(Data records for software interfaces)
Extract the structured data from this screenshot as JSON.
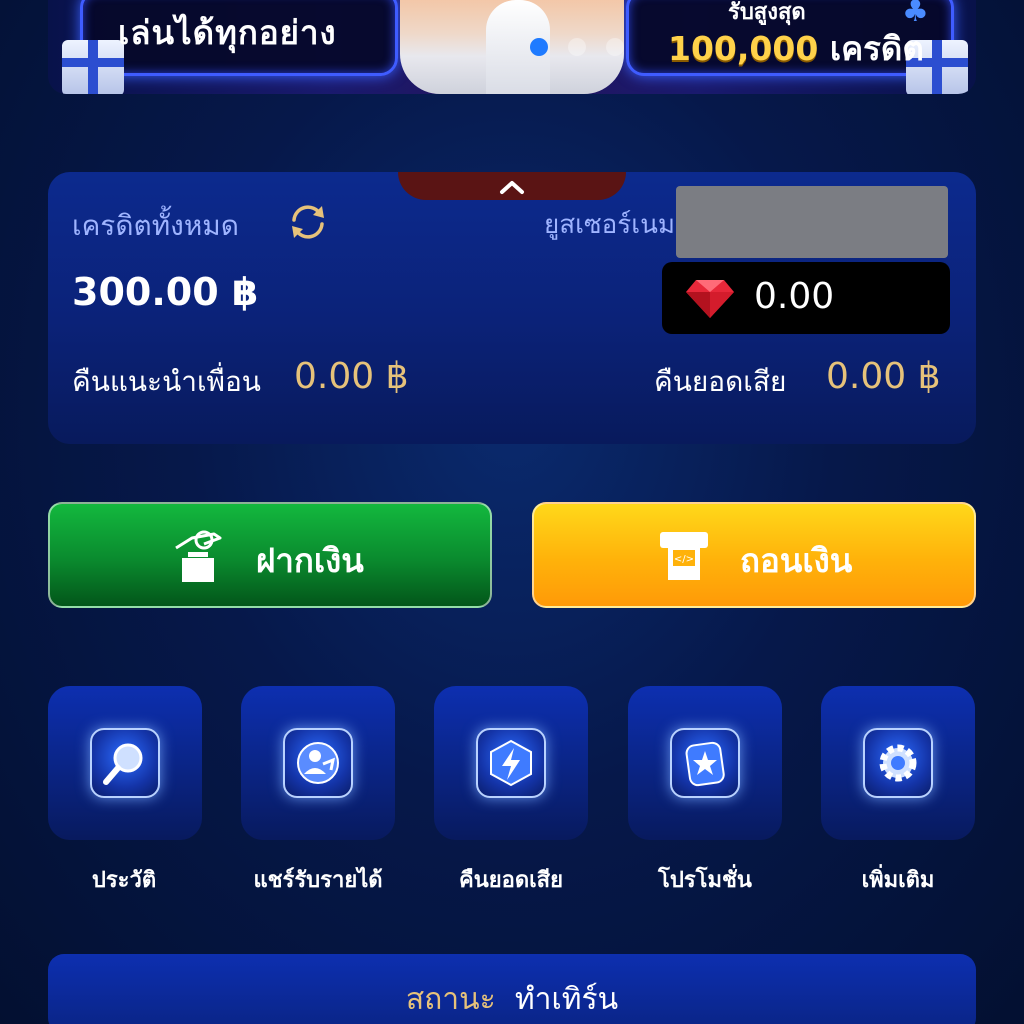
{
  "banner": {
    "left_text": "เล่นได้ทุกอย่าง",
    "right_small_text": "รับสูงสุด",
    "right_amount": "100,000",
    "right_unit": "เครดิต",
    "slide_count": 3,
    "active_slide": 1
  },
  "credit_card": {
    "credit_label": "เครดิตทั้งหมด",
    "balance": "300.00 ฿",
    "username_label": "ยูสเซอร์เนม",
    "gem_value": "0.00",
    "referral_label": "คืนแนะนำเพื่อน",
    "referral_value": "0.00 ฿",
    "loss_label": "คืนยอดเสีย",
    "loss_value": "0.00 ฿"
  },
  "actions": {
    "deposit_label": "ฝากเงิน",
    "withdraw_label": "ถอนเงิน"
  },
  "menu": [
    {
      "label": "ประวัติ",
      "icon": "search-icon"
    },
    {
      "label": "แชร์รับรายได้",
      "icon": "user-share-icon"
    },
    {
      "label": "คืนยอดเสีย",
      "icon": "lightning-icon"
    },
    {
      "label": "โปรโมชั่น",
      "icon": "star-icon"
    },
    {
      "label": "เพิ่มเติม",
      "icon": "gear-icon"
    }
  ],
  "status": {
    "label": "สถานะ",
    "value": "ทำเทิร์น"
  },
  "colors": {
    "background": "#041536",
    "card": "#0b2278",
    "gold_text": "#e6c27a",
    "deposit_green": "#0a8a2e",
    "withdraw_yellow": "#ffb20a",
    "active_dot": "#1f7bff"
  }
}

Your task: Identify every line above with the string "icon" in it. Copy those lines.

Exercise response:
      "icon": "search-icon"
      "icon": "user-share-icon"
      "icon": "lightning-icon"
      "icon": "star-icon"
      "icon": "gear-icon"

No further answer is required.